Friday, 23 August 2013
Yuri Bykov: They Major - Майор (2013) with Trailer
Director: Yuri Bykov
Writer: Yuri Bykov
Stars: Yuri Bykov, Ilya Isayev, Dmitriy Kulichkov
Like an episode of The Shield transplanted to the snow-swept Russian countryside, writer-director Yuri Bykov’s The Major is a tense, handheld police thriller filled with scores of dirty cops, scenes of abrupt violence and a relentless, overriding sense of nastiness. It’s also rather heavy-handed in certain parts, and not necessarily original in the story department, but its rapid pacing and potent performances should make it a viable pickup for distributors specializing in exotic genre fare.
Premiering in competition in the Critics’ Week sidebar, Bykov’s second feature, following 2010’s Live!, is also a one-man-band affair, with the filmmaker credited as writer, editor and composer, as well as playing a character who gets a major ass-whipping from various members of the local police force.
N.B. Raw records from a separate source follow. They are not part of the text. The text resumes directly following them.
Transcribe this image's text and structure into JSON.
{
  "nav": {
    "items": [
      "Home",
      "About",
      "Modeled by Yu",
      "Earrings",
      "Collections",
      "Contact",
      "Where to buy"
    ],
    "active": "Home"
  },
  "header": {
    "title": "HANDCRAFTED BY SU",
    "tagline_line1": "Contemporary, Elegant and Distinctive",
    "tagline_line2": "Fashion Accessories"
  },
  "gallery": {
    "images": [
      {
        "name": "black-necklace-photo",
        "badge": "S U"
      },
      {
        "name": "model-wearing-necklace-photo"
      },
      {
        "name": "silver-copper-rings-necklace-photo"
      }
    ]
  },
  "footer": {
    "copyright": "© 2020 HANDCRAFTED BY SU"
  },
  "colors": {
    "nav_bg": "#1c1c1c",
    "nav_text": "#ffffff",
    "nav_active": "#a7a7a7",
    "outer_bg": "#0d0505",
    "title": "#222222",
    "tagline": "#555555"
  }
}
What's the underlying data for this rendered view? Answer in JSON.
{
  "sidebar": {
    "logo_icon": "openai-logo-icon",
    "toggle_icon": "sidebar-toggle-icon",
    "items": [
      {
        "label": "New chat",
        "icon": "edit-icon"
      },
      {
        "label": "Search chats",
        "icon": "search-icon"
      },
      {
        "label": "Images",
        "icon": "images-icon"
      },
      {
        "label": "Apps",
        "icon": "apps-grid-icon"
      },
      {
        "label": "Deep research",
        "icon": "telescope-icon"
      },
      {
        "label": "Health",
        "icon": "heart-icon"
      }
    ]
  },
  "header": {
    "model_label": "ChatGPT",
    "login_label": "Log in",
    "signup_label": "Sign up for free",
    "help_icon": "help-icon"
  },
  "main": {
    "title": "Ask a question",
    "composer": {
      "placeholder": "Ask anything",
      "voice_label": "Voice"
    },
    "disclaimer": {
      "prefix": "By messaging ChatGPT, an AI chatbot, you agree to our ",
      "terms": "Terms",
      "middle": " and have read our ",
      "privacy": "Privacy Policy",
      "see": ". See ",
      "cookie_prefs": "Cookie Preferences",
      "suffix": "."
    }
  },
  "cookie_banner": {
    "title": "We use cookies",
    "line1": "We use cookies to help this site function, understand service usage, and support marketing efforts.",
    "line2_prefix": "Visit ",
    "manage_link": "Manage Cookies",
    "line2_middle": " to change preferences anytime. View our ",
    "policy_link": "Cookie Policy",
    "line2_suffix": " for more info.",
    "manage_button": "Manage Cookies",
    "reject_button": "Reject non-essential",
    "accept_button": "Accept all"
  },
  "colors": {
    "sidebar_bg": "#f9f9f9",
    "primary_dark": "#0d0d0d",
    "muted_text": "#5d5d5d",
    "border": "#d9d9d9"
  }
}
So while there’s no doubt that the 32-year-old Bykov is entirely committed to his art, he also overreaches in places -- especially with the film’s excessive score -- but otherwise shows a knack for building intense set-pieces, including a nail-biting precinct shootout that makes strong use of off-screen space and vivid sound design (courtesy of Alexander Noskov). Set within a single 24-hour period, the action kicks off quickly enough with commander Sergey Sobolev (Denis Shvedov) racing his SUV across icy country roads to join his wife, who’s giving birth at a clinic in nearby Ryazan, a small city southeast of Moscow. Along the way, his car skids into a 7-year-old boy, killing him instantly. But rather than calling an ambulance or doing anything remotely reasonable, Sobolev takes the kid’s wailing mother, Irina (Irina Nizina), hostage and phones a fellow officer, Pasha (Ilya Isaev), to come in and clean up the mess.
What follows is one very long day of unethical policing, as Sobolev and Pasha try to cover up the accident in order to save the “integrity” (quotes intended) of their department. They dupe Irina into drinking, taking a blood sample so they can blame the death on her. When she refuses to sign the statement, Pasha beats the bejesus out of her scrubby husband (Bykov), who comes back to the station wielding a shotgun and holding two officers prisoner.
The bloody chain of events spirals further and further out of control, until Sobolev winds up taking stock of his actions, leading to a denouement that will ultimately pit him against the corrupt unit he was so desperately trying to protect.
Filmed in real locations with lots of gritty, over-the-shoulder camerawork by Kirill Klepalov, The Major is mostly a well-paced and directed affair, even if Bykov misses some plot points (whatever happened to the wife?) and resorts to dramatic overkill in order to prove his point—basically that Russian law enforcement is one big drunken mother lode of corruption.
Shot mostly on a Red camera by Kirill Klepalov with lots of handheld skittishness, “The Major” has the same percussive drive and hardboiled swagger as men-on-the-run thriller “To Live,” but this time it’s in service of a more sophisticated script. At times, the pic feels like the pilot for a TV procedural but with dingier sets, more swearing and a very Slavic sense of miserabilism. No one here harbors any illusions that the police are there to uphold justice and the law; mostly they’re just thugs in uniform, although there are shades and gradations of thuggery here that mark some as more sympathetic than others, nuances that come out via a fine cast of familiar character thesps.